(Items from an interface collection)

★ ★ ★

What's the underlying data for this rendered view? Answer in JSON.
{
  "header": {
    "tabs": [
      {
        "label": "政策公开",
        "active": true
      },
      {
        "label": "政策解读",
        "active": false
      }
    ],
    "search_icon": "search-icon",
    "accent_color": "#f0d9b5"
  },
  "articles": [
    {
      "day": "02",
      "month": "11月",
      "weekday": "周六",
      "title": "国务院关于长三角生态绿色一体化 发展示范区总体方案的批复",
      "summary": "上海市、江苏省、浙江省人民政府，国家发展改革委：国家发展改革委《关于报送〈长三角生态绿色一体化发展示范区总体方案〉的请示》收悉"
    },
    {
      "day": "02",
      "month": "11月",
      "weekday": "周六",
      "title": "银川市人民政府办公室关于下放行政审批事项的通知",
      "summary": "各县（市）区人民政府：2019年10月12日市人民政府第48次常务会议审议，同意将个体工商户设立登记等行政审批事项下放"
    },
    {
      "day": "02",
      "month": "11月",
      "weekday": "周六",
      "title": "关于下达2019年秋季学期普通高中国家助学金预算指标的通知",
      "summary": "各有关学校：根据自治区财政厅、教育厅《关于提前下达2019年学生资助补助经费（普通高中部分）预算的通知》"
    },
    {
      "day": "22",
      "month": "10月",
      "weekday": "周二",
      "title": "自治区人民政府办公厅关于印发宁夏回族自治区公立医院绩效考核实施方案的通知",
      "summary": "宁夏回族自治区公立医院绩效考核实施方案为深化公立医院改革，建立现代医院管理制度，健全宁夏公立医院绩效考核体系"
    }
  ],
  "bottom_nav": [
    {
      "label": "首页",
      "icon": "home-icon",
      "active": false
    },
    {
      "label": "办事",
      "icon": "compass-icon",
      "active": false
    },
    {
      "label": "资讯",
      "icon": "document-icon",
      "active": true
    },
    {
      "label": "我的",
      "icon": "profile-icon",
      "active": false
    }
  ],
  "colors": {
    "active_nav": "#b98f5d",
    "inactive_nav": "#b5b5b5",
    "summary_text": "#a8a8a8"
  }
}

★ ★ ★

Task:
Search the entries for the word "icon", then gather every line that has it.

Answer to the exercise:
    "search_icon": "search-icon",
      "icon": "home-icon",
      "icon": "compass-icon",
      "icon": "document-icon",
      "icon": "profile-icon",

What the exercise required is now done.